TASK REQUIREMENTS:
The entries are to be repeated verbatim, with nothing left out.

DATA IN THIS EXERCISE:
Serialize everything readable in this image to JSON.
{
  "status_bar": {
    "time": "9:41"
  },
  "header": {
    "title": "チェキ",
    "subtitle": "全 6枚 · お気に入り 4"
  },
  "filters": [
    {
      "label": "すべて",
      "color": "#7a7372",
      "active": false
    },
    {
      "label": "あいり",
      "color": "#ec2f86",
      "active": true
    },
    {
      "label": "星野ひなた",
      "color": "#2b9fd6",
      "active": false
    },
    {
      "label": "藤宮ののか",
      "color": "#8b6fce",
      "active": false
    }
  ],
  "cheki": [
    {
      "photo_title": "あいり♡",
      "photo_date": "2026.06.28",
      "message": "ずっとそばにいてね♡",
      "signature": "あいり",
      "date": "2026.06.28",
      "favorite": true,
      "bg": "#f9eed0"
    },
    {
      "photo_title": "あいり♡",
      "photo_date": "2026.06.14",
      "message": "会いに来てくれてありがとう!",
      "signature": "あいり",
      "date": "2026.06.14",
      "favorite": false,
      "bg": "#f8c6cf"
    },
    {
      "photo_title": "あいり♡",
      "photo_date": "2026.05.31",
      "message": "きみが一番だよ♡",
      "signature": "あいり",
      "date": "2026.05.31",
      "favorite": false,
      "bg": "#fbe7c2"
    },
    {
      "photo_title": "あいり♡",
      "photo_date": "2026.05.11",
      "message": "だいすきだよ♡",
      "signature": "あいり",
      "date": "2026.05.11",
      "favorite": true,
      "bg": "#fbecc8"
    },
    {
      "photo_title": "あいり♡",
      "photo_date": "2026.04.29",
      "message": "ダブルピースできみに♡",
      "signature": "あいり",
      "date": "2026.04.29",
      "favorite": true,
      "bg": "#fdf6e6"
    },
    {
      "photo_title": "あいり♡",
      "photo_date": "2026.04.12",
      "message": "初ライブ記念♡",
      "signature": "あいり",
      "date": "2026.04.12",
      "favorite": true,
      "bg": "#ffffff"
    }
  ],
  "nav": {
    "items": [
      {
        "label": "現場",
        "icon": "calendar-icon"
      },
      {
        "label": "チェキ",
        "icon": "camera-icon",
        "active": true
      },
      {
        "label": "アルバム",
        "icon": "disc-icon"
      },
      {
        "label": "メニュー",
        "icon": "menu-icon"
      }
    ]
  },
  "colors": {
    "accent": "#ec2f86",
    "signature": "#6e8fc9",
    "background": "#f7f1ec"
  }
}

ANSWER TO THE EXERCISE:
Serialize everything readable in this image to JSON.
{
  "status_bar": {
    "time": "9:41"
  },
  "header": {
    "title": "チェキ",
    "subtitle": "全 6枚 · お気に入り 4"
  },
  "filters": [
    {
      "label": "すべて",
      "color": "#7a7372",
      "active": false
    },
    {
      "label": "あいり",
      "color": "#ec2f86",
      "active": true
    },
    {
      "label": "星野ひなた",
      "color": "#2b9fd6",
      "active": false
    },
    {
      "label": "藤宮ののか",
      "color": "#8b6fce",
      "active": false
    }
  ],
  "cheki": [
    {
      "photo_title": "あいり♡",
      "photo_date": "2026.06.28",
      "message": "ずっとそばにいてね♡",
      "signature": "あいり",
      "date": "2026.06.28",
      "favorite": true,
      "bg": "#f9eed0"
    },
    {
      "photo_title": "あいり♡",
      "photo_date": "2026.06.14",
      "message": "会いに来てくれてありがとう!",
      "signature": "あいり",
      "date": "2026.06.14",
      "favorite": false,
      "bg": "#f8c6cf"
    },
    {
      "photo_title": "あいり♡",
      "photo_date": "2026.05.31",
      "message": "きみが一番だよ♡",
      "signature": "あいり",
      "date": "2026.05.31",
      "favorite": false,
      "bg": "#fbe7c2"
    },
    {
      "photo_title": "あいり♡",
      "photo_date": "2026.05.11",
      "message": "だいすきだよ♡",
      "signature": "あいり",
      "date": "2026.05.11",
      "favorite": true,
      "bg": "#fbecc8"
    },
    {
      "photo_title": "あいり♡",
      "photo_date": "2026.04.29",
      "message": "ダブルピースできみに♡",
      "signature": "あいり",
      "date": "2026.04.29",
      "favorite": true,
      "bg": "#fdf6e6"
    },
    {
      "photo_title": "あいり♡",
      "photo_date": "2026.04.12",
      "message": "初ライブ記念♡",
      "signature": "あいり",
      "date": "2026.04.12",
      "favorite": true,
      "bg": "#ffffff"
    }
  ],
  "nav": {
    "items": [
      {
        "label": "現場",
        "icon": "calendar-icon"
      },
      {
        "label": "チェキ",
        "icon": "camera-icon",
        "active": true
      },
      {
        "label": "アルバム",
        "icon": "disc-icon"
      },
      {
        "label": "メニュー",
        "icon": "menu-icon"
      }
    ]
  },
  "colors": {
    "accent": "#ec2f86",
    "signature": "#6e8fc9",
    "background": "#f7f1ec"
  }
}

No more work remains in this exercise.